Problem details = Wherever the word "shortcut" appears in a line of the records, copy that line.

The data =
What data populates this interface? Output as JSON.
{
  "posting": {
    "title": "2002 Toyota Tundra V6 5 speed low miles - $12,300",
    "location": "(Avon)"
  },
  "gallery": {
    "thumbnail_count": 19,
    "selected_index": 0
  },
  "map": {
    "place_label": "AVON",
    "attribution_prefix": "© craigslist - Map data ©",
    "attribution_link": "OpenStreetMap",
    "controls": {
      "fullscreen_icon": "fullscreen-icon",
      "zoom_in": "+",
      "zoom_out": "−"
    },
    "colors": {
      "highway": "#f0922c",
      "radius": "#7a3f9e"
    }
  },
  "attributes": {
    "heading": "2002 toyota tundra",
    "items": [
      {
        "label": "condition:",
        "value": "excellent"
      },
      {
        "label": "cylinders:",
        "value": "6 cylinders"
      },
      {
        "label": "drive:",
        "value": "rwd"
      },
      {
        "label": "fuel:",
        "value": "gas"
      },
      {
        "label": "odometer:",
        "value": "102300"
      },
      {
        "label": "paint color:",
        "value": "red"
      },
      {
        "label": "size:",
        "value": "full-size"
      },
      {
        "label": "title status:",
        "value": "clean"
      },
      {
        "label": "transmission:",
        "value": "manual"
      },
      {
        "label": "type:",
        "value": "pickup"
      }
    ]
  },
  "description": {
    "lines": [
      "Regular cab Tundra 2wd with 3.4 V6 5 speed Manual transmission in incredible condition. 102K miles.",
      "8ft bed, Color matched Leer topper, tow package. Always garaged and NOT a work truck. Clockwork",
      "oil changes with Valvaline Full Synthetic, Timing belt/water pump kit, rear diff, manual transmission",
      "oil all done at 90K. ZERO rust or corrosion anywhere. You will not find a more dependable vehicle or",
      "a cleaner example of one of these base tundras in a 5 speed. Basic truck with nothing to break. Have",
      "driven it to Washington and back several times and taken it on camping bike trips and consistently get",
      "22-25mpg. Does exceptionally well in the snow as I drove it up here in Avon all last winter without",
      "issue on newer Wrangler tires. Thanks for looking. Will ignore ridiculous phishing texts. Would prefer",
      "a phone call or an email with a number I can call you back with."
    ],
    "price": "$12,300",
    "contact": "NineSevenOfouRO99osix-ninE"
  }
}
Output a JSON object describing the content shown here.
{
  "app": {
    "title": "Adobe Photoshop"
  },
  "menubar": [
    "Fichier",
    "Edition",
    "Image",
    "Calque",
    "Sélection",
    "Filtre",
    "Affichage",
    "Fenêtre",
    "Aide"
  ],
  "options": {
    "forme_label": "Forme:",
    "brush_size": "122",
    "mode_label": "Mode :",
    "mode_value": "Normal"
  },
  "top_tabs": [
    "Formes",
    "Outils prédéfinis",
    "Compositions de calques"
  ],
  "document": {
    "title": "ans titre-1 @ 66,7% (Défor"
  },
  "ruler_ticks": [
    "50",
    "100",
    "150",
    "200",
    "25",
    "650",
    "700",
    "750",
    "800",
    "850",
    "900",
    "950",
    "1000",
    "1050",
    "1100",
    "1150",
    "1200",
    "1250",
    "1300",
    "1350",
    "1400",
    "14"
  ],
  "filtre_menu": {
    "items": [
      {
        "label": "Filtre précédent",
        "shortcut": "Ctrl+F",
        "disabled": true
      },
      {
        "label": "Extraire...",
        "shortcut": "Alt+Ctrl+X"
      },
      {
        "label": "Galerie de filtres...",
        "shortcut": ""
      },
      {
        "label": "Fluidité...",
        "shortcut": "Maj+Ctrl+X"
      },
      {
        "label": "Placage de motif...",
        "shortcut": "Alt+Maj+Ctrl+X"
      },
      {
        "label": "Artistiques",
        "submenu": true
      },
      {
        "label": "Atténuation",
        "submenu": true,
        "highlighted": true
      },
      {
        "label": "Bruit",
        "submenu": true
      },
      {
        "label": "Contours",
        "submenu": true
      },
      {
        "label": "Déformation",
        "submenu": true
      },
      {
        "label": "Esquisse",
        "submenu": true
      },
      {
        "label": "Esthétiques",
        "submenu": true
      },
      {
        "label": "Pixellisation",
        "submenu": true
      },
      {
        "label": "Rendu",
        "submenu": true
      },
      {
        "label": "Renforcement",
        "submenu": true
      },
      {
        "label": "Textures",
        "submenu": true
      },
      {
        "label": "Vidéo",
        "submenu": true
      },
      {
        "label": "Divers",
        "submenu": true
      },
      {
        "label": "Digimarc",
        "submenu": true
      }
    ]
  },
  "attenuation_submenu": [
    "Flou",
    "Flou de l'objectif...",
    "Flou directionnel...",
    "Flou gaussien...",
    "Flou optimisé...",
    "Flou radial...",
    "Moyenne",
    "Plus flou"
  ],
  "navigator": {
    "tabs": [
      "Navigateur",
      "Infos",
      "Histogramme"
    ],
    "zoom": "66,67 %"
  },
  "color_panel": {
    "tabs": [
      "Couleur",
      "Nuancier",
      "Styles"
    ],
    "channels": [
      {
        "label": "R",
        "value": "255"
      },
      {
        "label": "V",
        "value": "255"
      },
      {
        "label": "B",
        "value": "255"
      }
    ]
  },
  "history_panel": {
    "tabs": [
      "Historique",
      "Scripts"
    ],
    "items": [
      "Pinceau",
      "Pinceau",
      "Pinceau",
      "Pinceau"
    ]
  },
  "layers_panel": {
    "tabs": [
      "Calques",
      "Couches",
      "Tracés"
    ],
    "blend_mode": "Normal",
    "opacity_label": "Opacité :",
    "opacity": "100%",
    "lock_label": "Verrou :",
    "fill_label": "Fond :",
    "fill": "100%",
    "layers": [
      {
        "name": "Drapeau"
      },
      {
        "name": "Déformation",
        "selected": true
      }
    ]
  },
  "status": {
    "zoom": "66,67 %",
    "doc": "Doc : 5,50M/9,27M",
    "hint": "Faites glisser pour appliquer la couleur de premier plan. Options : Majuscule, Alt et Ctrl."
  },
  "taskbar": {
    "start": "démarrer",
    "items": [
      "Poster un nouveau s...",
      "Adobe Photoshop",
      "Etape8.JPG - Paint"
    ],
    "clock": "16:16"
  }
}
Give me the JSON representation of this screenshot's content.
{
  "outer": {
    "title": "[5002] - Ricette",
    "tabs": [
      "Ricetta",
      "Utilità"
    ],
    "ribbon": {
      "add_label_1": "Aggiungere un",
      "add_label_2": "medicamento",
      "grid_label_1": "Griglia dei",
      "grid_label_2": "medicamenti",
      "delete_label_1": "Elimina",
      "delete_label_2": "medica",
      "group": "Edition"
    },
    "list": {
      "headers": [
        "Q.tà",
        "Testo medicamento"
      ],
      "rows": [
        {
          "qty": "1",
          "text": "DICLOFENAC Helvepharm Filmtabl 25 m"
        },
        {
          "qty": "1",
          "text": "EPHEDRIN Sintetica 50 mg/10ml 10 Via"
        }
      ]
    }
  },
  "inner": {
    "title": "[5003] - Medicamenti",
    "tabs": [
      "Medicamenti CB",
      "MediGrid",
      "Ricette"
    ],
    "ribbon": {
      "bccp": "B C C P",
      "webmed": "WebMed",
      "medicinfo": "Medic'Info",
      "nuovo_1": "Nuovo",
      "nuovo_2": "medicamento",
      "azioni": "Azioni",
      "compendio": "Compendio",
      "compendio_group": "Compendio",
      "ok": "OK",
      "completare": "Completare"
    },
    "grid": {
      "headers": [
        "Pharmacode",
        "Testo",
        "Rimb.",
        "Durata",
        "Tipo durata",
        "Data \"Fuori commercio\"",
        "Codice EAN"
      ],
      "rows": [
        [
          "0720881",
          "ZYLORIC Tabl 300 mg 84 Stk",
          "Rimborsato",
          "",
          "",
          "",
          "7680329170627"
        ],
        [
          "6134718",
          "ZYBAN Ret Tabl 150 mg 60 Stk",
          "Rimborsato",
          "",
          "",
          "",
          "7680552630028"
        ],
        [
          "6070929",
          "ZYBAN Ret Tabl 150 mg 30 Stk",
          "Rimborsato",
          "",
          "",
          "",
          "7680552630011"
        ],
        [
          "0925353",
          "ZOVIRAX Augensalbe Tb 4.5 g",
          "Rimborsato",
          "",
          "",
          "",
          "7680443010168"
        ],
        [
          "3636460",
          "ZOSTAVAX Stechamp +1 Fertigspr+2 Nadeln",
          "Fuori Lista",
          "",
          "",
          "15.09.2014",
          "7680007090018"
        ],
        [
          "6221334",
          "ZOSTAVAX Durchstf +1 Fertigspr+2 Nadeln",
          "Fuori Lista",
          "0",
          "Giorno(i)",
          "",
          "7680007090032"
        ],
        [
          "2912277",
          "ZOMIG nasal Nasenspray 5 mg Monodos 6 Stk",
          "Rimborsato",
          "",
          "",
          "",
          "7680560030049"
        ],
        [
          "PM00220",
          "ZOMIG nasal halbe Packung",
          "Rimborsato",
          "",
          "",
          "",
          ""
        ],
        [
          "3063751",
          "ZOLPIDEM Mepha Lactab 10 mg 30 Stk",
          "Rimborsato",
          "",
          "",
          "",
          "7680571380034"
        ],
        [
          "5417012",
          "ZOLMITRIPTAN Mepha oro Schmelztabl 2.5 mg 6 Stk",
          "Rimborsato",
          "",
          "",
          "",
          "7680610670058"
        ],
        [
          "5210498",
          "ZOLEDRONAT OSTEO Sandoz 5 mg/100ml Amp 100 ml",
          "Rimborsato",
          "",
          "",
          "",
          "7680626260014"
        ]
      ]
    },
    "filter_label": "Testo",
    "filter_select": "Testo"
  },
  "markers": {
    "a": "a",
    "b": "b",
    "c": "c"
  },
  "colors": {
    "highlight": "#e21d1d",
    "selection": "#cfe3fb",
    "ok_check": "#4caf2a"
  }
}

Result of this exercise =
        "shortcut": "Ctrl+F",
        "shortcut": "Alt+Ctrl+X"
        "shortcut": ""
        "shortcut": "Maj+Ctrl+X"
        "shortcut": "Alt+Maj+Ctrl+X"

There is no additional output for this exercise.